Electronic health records (EHRs) are digitizing valuable medical data on a massive scale. However, up to 70% of meaningful information for medical registries, outcomes researchers, and clinicians is held within practitioner notes. These free text fields are unstructured, so there is little to no standardization of the content, format, or quality of these notes. Consequently, transforming these free text fields into useful, quantified data remains a difficult problem.

Natural language processing (NLP) offers a computational means to synthesize this text. From a high level, NLP here involves feeding an algorithm large amounts of EHR notes from which it “learns” a set of rules to identify what is meaningful. These rules take the form of probabilistic and statistical functions. Lin et al. (2013) offers a simple example: an NLP-based algorithm should determine that “hypertension” and “elevated blood pressure” refer to the same concept. It should also be able to evaluate the context of these phrases and determine whether they reflect a new diagnosis, patient-reported symptoms, family history, and so on.

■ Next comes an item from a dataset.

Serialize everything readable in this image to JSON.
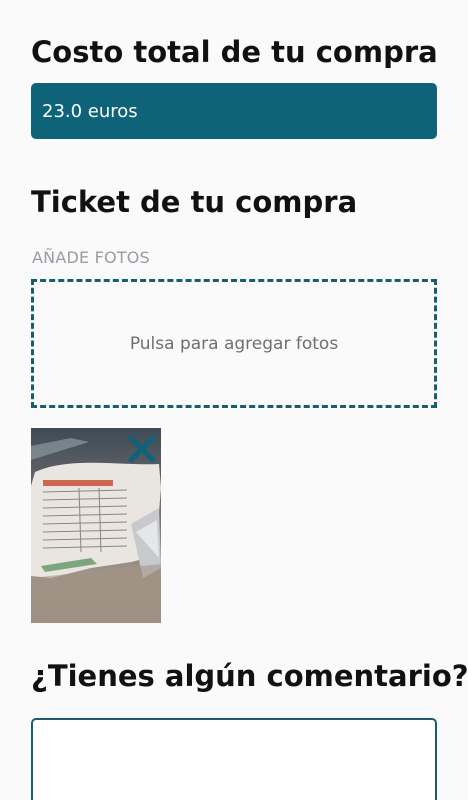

Ultimately, NLP promises a method to quickly and cost-effectively sift through huge amounts of EHR notes and give quantifications of phenomena of interest. And this is already happening, as exemplified in some of the following published research:

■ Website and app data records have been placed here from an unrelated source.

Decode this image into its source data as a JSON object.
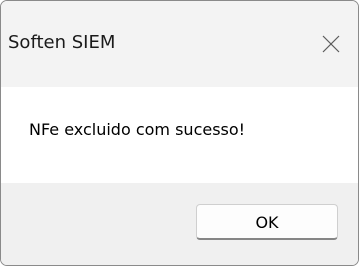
{
  "window": {
    "title": "Soften SIEM",
    "close_icon": "close-icon"
  },
  "message": {
    "text": "NFe excluido com sucesso!"
  },
  "buttons": {
    "ok_label": "OK"
  }
}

However, NLP successes remain largely in the lab, versus the clinic. This is due to the fact that developing highly accurate NLP programs is still a very difficult problem. Intuitively, processing free text in a clinically-meaningful way faces a number of challenges, such as:

  • Syntax and grammar subtleties, such as punctuation (e.g., the period after “Dr.” does not indicate a sentence’s end);
  • Identifying the start and end to meaningful phrases (e.g., is “extremely irritable” different from just “irritable”);
  • Synonyms and tense (e.g., “swelling”, “swollen”, and “inflammation” reflect the same phenomenon);
  • Spelling errors and abbreviations;
  • Sequencing, ordering, and temporality (“primary patient complaint…” vs. “patient initially experienced…” vs. “patient presented in March…”); 

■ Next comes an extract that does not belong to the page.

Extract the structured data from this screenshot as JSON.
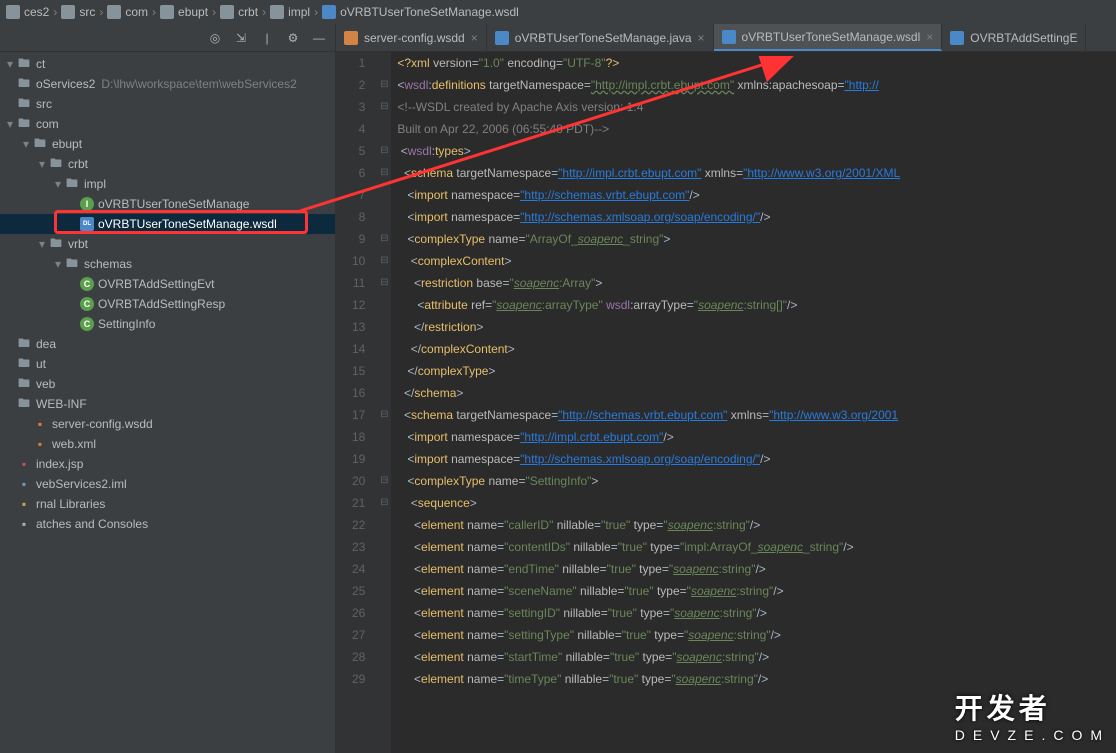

These factors are on top of the intra- and inter-individual variability classically associated with outcomes research, and on top of the task of determining what metrics are relevant to a research question in the first place.

Altogether, NLP software is not at a point where it can be bought off-the-shelf, fed a handful of clinician notes, and produce highly-accurate, statistically significant inferences. Consequently, researchers considering NLP tools should be cognizant that successful studies generally benefit from the following:

  • Large amounts of data to train and validate a NLP algorithm;
    • Computing power closer to the scale of supercomputers than personal PCs;
    • A narrow research question (versus exploratory analyses, which can become unwieldy given that “teaching” an algorithm what is relevant is already difficult); 
    • Additional structured data to be used in conjunction with EHR notes (e.g., ICD-9 codes, prescription claims data).

See our recent blog post for information on the larger role RexDB can play in transforming EHR data into reliable research findings.